_Task prompt_. Without any of their pictures, return all of the records exactly.

_Extracted records_.

★ ★ ★

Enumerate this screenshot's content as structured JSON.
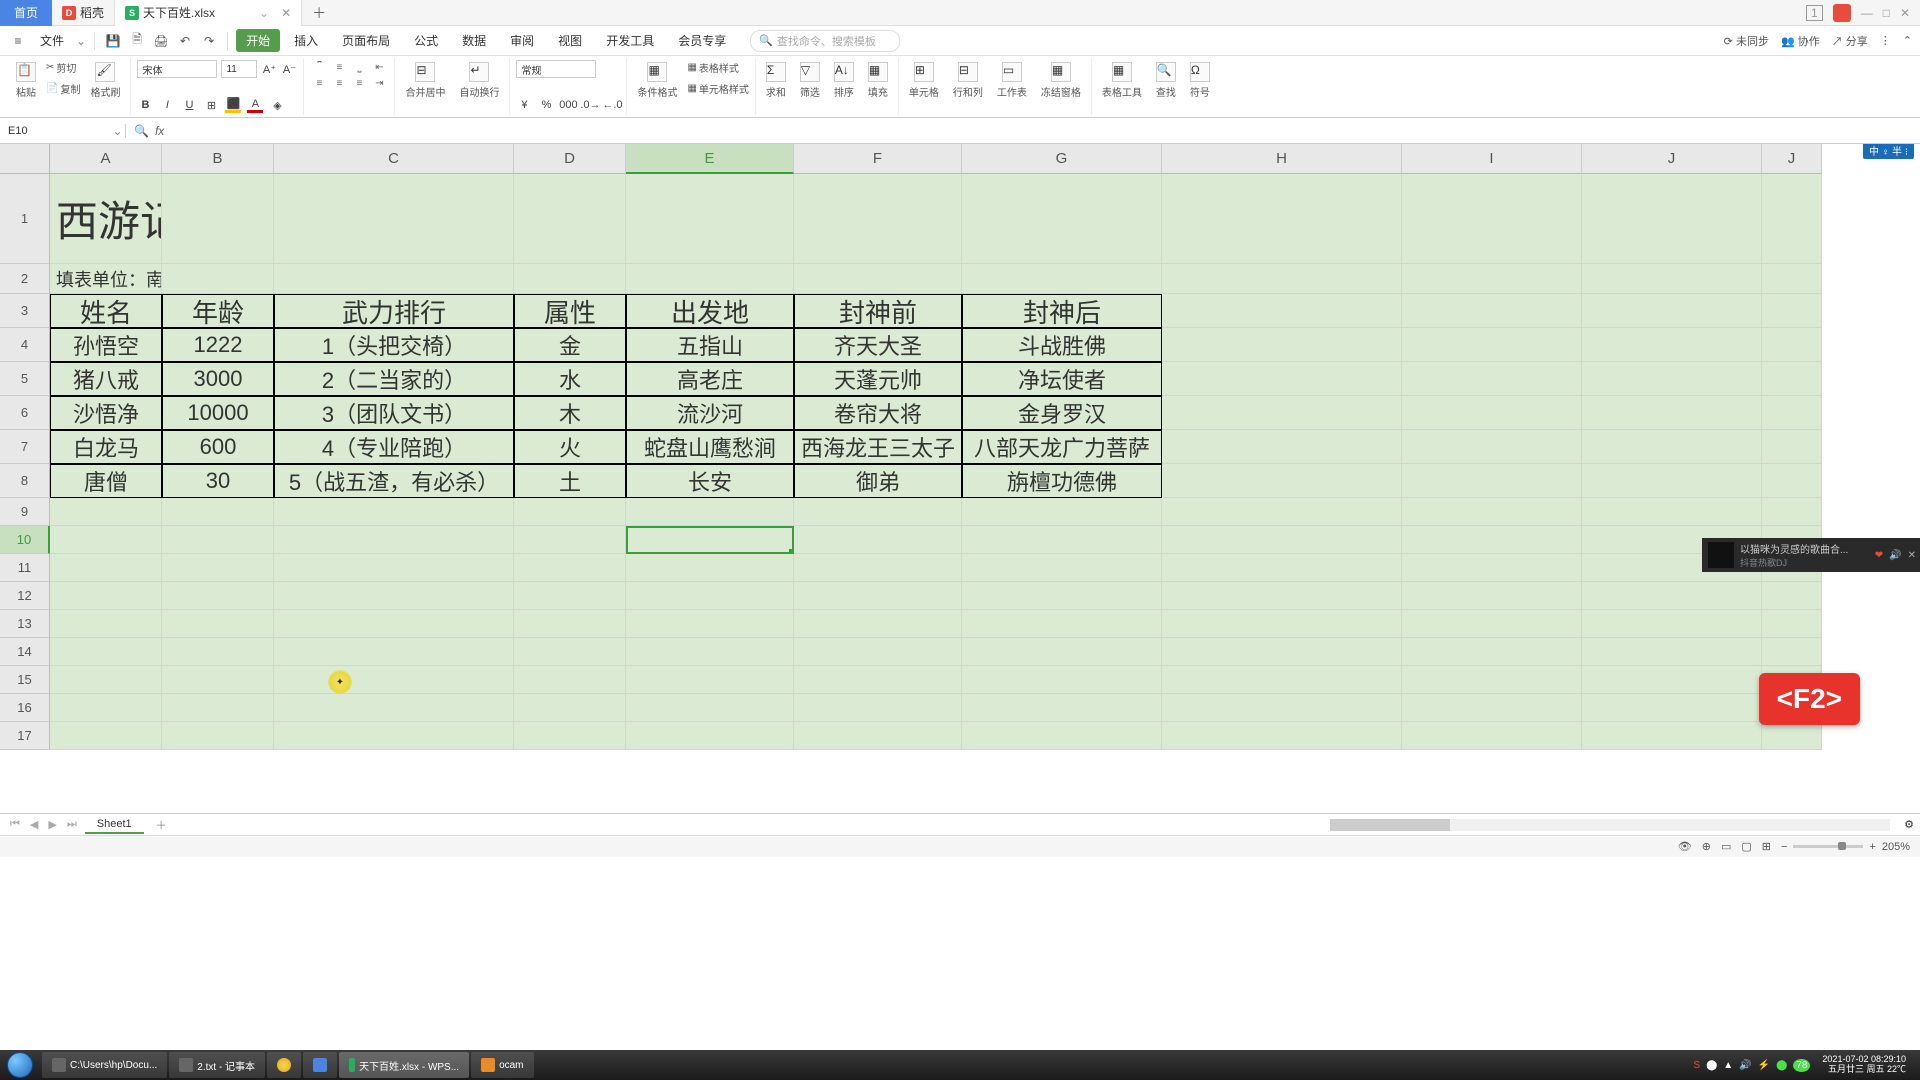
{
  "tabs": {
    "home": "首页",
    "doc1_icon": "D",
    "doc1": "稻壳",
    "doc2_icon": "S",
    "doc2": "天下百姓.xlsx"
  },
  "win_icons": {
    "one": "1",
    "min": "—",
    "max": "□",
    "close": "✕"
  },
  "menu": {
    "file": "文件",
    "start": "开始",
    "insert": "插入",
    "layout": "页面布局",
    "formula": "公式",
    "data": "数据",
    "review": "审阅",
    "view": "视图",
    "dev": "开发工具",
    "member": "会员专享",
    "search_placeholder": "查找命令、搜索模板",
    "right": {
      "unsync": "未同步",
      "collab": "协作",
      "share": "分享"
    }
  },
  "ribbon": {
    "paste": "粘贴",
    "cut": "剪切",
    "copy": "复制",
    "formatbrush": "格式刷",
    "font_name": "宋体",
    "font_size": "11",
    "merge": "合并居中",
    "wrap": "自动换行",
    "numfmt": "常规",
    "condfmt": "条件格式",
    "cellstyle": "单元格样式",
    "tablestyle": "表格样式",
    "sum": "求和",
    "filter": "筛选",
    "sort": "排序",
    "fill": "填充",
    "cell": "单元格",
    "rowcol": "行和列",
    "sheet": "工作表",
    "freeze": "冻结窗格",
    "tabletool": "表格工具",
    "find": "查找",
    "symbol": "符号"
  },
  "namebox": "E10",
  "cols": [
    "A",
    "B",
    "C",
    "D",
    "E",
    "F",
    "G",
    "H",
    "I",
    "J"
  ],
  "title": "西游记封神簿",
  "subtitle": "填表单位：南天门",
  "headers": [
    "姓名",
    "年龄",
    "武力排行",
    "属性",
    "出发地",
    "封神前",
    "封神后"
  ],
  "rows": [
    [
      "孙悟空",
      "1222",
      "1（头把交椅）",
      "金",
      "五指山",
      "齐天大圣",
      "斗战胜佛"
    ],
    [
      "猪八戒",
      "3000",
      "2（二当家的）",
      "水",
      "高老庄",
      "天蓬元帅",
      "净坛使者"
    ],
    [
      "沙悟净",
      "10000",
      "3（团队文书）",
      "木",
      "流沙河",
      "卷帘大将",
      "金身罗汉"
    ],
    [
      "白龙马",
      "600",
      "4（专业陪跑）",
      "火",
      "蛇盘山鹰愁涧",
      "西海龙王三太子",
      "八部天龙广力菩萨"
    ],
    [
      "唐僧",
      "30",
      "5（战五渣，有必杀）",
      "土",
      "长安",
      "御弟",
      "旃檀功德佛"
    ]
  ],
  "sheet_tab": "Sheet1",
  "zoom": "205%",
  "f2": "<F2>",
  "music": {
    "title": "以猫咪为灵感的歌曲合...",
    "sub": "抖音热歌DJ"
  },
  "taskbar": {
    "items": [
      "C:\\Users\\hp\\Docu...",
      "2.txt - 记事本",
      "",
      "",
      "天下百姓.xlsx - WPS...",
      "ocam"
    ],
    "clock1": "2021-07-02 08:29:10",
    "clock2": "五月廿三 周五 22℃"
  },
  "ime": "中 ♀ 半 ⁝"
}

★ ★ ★

_Task answer_.
Enumerate this screenshot's content as structured JSON.
{
  "tabs": {
    "home": "首页",
    "doc1_icon": "D",
    "doc1": "稻壳",
    "doc2_icon": "S",
    "doc2": "天下百姓.xlsx"
  },
  "win_icons": {
    "one": "1",
    "min": "—",
    "max": "□",
    "close": "✕"
  },
  "menu": {
    "file": "文件",
    "start": "开始",
    "insert": "插入",
    "layout": "页面布局",
    "formula": "公式",
    "data": "数据",
    "review": "审阅",
    "view": "视图",
    "dev": "开发工具",
    "member": "会员专享",
    "search_placeholder": "查找命令、搜索模板",
    "right": {
      "unsync": "未同步",
      "collab": "协作",
      "share": "分享"
    }
  },
  "ribbon": {
    "paste": "粘贴",
    "cut": "剪切",
    "copy": "复制",
    "formatbrush": "格式刷",
    "font_name": "宋体",
    "font_size": "11",
    "merge": "合并居中",
    "wrap": "自动换行",
    "numfmt": "常规",
    "condfmt": "条件格式",
    "cellstyle": "单元格样式",
    "tablestyle": "表格样式",
    "sum": "求和",
    "filter": "筛选",
    "sort": "排序",
    "fill": "填充",
    "cell": "单元格",
    "rowcol": "行和列",
    "sheet": "工作表",
    "freeze": "冻结窗格",
    "tabletool": "表格工具",
    "find": "查找",
    "symbol": "符号"
  },
  "namebox": "E10",
  "cols": [
    "A",
    "B",
    "C",
    "D",
    "E",
    "F",
    "G",
    "H",
    "I",
    "J"
  ],
  "title": "西游记封神簿",
  "subtitle": "填表单位：南天门",
  "headers": [
    "姓名",
    "年龄",
    "武力排行",
    "属性",
    "出发地",
    "封神前",
    "封神后"
  ],
  "rows": [
    [
      "孙悟空",
      "1222",
      "1（头把交椅）",
      "金",
      "五指山",
      "齐天大圣",
      "斗战胜佛"
    ],
    [
      "猪八戒",
      "3000",
      "2（二当家的）",
      "水",
      "高老庄",
      "天蓬元帅",
      "净坛使者"
    ],
    [
      "沙悟净",
      "10000",
      "3（团队文书）",
      "木",
      "流沙河",
      "卷帘大将",
      "金身罗汉"
    ],
    [
      "白龙马",
      "600",
      "4（专业陪跑）",
      "火",
      "蛇盘山鹰愁涧",
      "西海龙王三太子",
      "八部天龙广力菩萨"
    ],
    [
      "唐僧",
      "30",
      "5（战五渣，有必杀）",
      "土",
      "长安",
      "御弟",
      "旃檀功德佛"
    ]
  ],
  "sheet_tab": "Sheet1",
  "zoom": "205%",
  "f2": "<F2>",
  "music": {
    "title": "以猫咪为灵感的歌曲合...",
    "sub": "抖音热歌DJ"
  },
  "taskbar": {
    "items": [
      "C:\\Users\\hp\\Docu...",
      "2.txt - 记事本",
      "",
      "",
      "天下百姓.xlsx - WPS...",
      "ocam"
    ],
    "clock1": "2021-07-02 08:29:10",
    "clock2": "五月廿三 周五 22℃"
  },
  "ime": "中 ♀ 半 ⁝"
}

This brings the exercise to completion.